WORK REQUEST: Your response should match the records line for line.

◇ ◇ ◇ ◇

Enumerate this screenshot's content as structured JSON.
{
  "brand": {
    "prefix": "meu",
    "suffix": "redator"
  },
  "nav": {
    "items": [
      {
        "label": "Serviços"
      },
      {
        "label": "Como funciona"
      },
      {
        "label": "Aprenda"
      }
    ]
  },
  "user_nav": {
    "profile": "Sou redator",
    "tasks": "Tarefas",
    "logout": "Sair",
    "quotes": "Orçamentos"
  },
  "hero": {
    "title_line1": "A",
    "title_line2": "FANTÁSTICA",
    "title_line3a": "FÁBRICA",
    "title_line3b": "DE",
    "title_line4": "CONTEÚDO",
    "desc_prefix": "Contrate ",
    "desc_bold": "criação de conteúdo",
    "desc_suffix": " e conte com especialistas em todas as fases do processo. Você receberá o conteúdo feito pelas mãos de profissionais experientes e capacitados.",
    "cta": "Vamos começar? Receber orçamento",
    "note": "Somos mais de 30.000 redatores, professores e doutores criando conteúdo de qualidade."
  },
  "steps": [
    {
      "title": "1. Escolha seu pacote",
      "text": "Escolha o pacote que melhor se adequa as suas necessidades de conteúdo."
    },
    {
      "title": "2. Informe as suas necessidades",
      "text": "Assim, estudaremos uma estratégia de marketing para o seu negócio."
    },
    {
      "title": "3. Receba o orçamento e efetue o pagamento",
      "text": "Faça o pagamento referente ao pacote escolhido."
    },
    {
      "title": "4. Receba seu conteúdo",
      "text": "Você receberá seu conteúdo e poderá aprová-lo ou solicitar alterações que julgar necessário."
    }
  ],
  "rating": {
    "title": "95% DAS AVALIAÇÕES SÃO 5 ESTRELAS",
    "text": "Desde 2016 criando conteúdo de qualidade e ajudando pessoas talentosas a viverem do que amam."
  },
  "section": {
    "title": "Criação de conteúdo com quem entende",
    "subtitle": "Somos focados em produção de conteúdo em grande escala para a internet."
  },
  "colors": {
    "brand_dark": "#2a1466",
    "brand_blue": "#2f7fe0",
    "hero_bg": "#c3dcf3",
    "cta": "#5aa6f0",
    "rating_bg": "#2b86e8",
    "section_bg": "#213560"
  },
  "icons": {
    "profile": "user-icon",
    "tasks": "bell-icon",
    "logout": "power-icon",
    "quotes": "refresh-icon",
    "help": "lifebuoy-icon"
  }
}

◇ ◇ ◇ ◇

ANSWER SECTION:
Enumerate this screenshot's content as structured JSON.
{
  "brand": {
    "prefix": "meu",
    "suffix": "redator"
  },
  "nav": {
    "items": [
      {
        "label": "Serviços"
      },
      {
        "label": "Como funciona"
      },
      {
        "label": "Aprenda"
      }
    ]
  },
  "user_nav": {
    "profile": "Sou redator",
    "tasks": "Tarefas",
    "logout": "Sair",
    "quotes": "Orçamentos"
  },
  "hero": {
    "title_line1": "A",
    "title_line2": "FANTÁSTICA",
    "title_line3a": "FÁBRICA",
    "title_line3b": "DE",
    "title_line4": "CONTEÚDO",
    "desc_prefix": "Contrate ",
    "desc_bold": "criação de conteúdo",
    "desc_suffix": " e conte com especialistas em todas as fases do processo. Você receberá o conteúdo feito pelas mãos de profissionais experientes e capacitados.",
    "cta": "Vamos começar? Receber orçamento",
    "note": "Somos mais de 30.000 redatores, professores e doutores criando conteúdo de qualidade."
  },
  "steps": [
    {
      "title": "1. Escolha seu pacote",
      "text": "Escolha o pacote que melhor se adequa as suas necessidades de conteúdo."
    },
    {
      "title": "2. Informe as suas necessidades",
      "text": "Assim, estudaremos uma estratégia de marketing para o seu negócio."
    },
    {
      "title": "3. Receba o orçamento e efetue o pagamento",
      "text": "Faça o pagamento referente ao pacote escolhido."
    },
    {
      "title": "4. Receba seu conteúdo",
      "text": "Você receberá seu conteúdo e poderá aprová-lo ou solicitar alterações que julgar necessário."
    }
  ],
  "rating": {
    "title": "95% DAS AVALIAÇÕES SÃO 5 ESTRELAS",
    "text": "Desde 2016 criando conteúdo de qualidade e ajudando pessoas talentosas a viverem do que amam."
  },
  "section": {
    "title": "Criação de conteúdo com quem entende",
    "subtitle": "Somos focados em produção de conteúdo em grande escala para a internet."
  },
  "colors": {
    "brand_dark": "#2a1466",
    "brand_blue": "#2f7fe0",
    "hero_bg": "#c3dcf3",
    "cta": "#5aa6f0",
    "rating_bg": "#2b86e8",
    "section_bg": "#213560"
  },
  "icons": {
    "profile": "user-icon",
    "tasks": "bell-icon",
    "logout": "power-icon",
    "quotes": "refresh-icon",
    "help": "lifebuoy-icon"
  }
}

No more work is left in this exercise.